Executive functions, including planning, mental flexibility, and temporal organization, are ascribed to the dorsolateral aspect of the frontal lobes. Our patient exhibited major impairments on executive functioning tests such as the Wisconsin Card Sorting Test, Verbal Fluency Test, and the Luria (motor tasks) Test. However, as frontal lobe tests are not independent, the poor performance on the Wisconsin Card Sorting Test could be also related to visuospatial and memory difficulties. The presence of such deficits can be highly disruptive of everyday functioning, despite apparently normal intelligence and preserved cognitive abilities. The substantial memory and visuoconstructive deficits found in the current neuropsychological evaluation may be related to the 1991 brain injury.
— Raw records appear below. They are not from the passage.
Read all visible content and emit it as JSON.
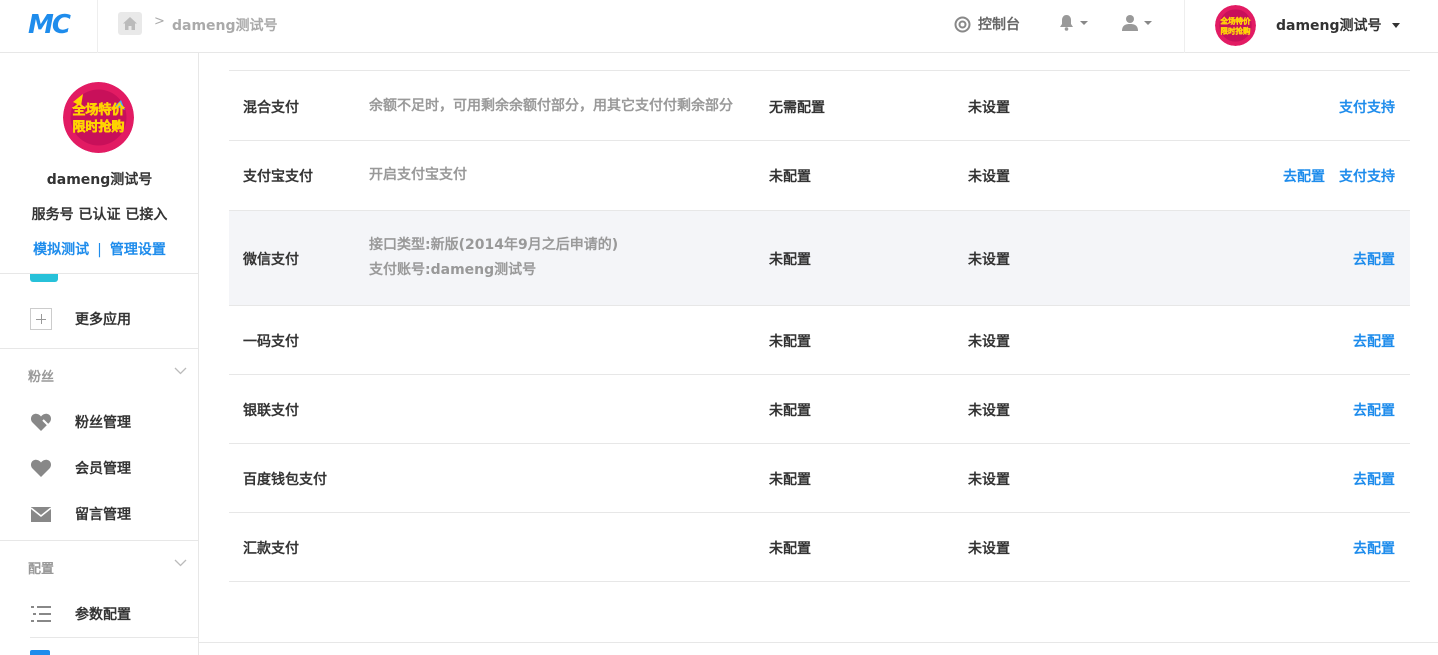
{
  "header": {
    "logo": "MC",
    "breadcrumb": "dameng测试号",
    "console_label": "控制台",
    "account_name": "dameng测试号"
  },
  "avatar_text": [
    "全场特价",
    "限时抢购"
  ],
  "sidebar": {
    "name": "dameng测试号",
    "status": "服务号 已认证 已接入",
    "link_test": "模拟测试",
    "link_separator": "|",
    "link_manage": "管理设置",
    "more_apps": "更多应用",
    "group_fans": "粉丝",
    "fans_items": [
      "粉丝管理",
      "会员管理",
      "留言管理"
    ],
    "group_config": "配置",
    "config_items": [
      "参数配置"
    ]
  },
  "payments": [
    {
      "name": "混合支付",
      "desc": [
        "余额不足时，可用剩余余额付部分，用其它支付付剩余部分"
      ],
      "config": "无需配置",
      "setting": "未设置",
      "actions": [
        "支付支持"
      ]
    },
    {
      "name": "支付宝支付",
      "desc": [
        "开启支付宝支付"
      ],
      "config": "未配置",
      "setting": "未设置",
      "actions": [
        "去配置",
        "支付支持"
      ]
    },
    {
      "name": "微信支付",
      "desc": [
        "接口类型:新版(2014年9月之后申请的)",
        "支付账号:dameng测试号"
      ],
      "config": "未配置",
      "setting": "未设置",
      "actions": [
        "去配置"
      ]
    },
    {
      "name": "一码支付",
      "desc": [],
      "config": "未配置",
      "setting": "未设置",
      "actions": [
        "去配置"
      ]
    },
    {
      "name": "银联支付",
      "desc": [],
      "config": "未配置",
      "setting": "未设置",
      "actions": [
        "去配置"
      ]
    },
    {
      "name": "百度钱包支付",
      "desc": [],
      "config": "未配置",
      "setting": "未设置",
      "actions": [
        "去配置"
      ]
    },
    {
      "name": "汇款支付",
      "desc": [],
      "config": "未配置",
      "setting": "未设置",
      "actions": [
        "去配置"
      ]
    }
  ],
  "colors": {
    "accent": "#1e8cec",
    "muted": "#999999",
    "highlight_row": "#f4f5f8"
  }
}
To our knowledge, there are no descriptions in the literature of evolution of so long a period. This case illustrates that large frontal lesions can produce behavioral and personality changes other than a striking antisocial pattern, changes that are compatible with long-term, stable functioning in family, professional, and social settings. In addition to the localization of the lesion, many other factors should be considered in the long-term prognosis. In the current case, the protected and structured family and work environment has probably made it easier for him to lead a relatively normal life.

Back to top
Article Information
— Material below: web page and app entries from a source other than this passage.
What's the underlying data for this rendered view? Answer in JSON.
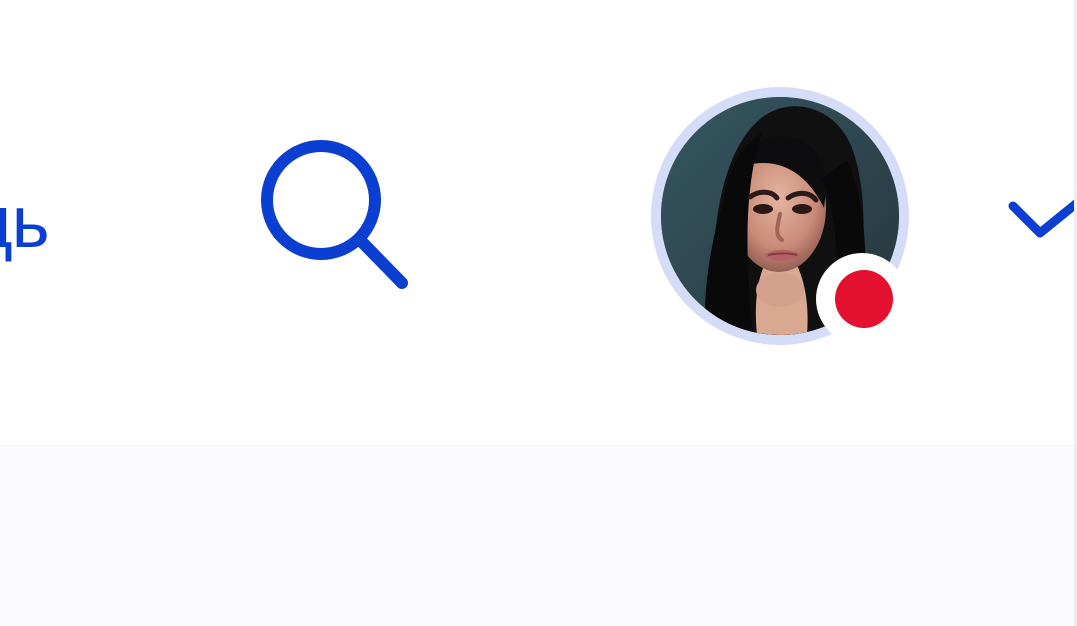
{
  "header": {
    "partial_nav_label": "дь",
    "search_icon": "search-icon",
    "avatar": {
      "icon": "user-avatar",
      "status_color": "#e3112f"
    },
    "dropdown_icon": "chevron-down-icon"
  },
  "colors": {
    "accent": "#0b3fd1",
    "avatar_ring": "#d5dcf8",
    "status_dot": "#e3112f",
    "content_background": "#fafaff",
    "header_background": "#ffffff"
  }
}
Accepted for publication February 20, 2001.

Corresponding author: Maria Mataró, PhD, Departament de Psiquiatria i Psicobiologia Clínica, Universitat de Barcelona, Passeig de la Vall d'Hebron 171, 08035 Barcelona, Spain (e-mail: mmataro@teleline.es).

References
1.
Harlow  JM Passage of an iron bar through the head. Boston Med Surg J.1848;13:389-393.
2.
Harlow  JM Recovery from the passage of an iron bar through the head. Publications Mass Med Soc.1868;3:1-21.
3.
Mirsky  AFRosvold  HE The case of Carolyn Wilson—a 38-year follow-up of a schizophrenic patient with two prefrontal lobotomies. The Frontal Lobes: A Luria/Pribram Reaprochement. New York, NY: Plenum Publishing Corp; 1990:51-75.
4.
Vanderploeg  RDBlackmon  D Pseudosociopathy with intact higher-order cognitive abilities in patients with orbitofrontal cortical damage. J Clin Exp Neuropsychol.1990;12:54-55.
5.
Meyers  CABerman  SAScheibel  RSHayman  A Case report: acquired antisocial personality disorder associated with unilateral left orbital frontal lobe damage. J Psychiatry Neurosci.1992;17:121-125.
6.
Cicerone  KDTanenbaum  LN Disturbance of social cognition after traumatic orbitofrontal brain injury. Arch Gen Neuropsychol.1997;12:173-188.
7.
Eslinger  PJDamasio  AR Severe disturbance of higher cognition after bilateral frontal lobe ablation: patient EVR. Neurology.1985;35:1731-1741.
8.
Saver  JLDamasio  AR Preserved access and processing of social knowledge in a patients with acquired sociopathy due to ventromedial frontal damage. Neuropsychologia.1991;29:1241-1249.
9.
Barraquer-Ferré  Lde Gispert  ICastañer  E Not Available  In: Tratado de Enfermedades Nerviosas, T-II. Barcelona, Spain: Salvat; 1940:734-735.
10.
Damasio  HDamasio  AR Not Available  In: Lesion Analysis in Neuropsychology. New York, NY: Oxford University Press Inc; 1989.
11.
Benson  DFBlumer  D Not Available  In: Psychiatric Aspects of Neurologic Disease. New York, NY: Grune & Stratton Inc; 1975.
12.
Levin  HSHigh  WMGoethe  KE  et al The Neurobehavioural Rating Scale: assessment of the behavioural sequelae of head injury by the clinician. J Neurol Neurosurg Psychiatry.1987;50:183-193.
13.
Damasio  HGrabowski  TFrank  RGalaburda  AMDamasio  AR The return of Phineas Gage: clues about the brain from the skull of a famous patient. Science.1994;264:1102-1105.
×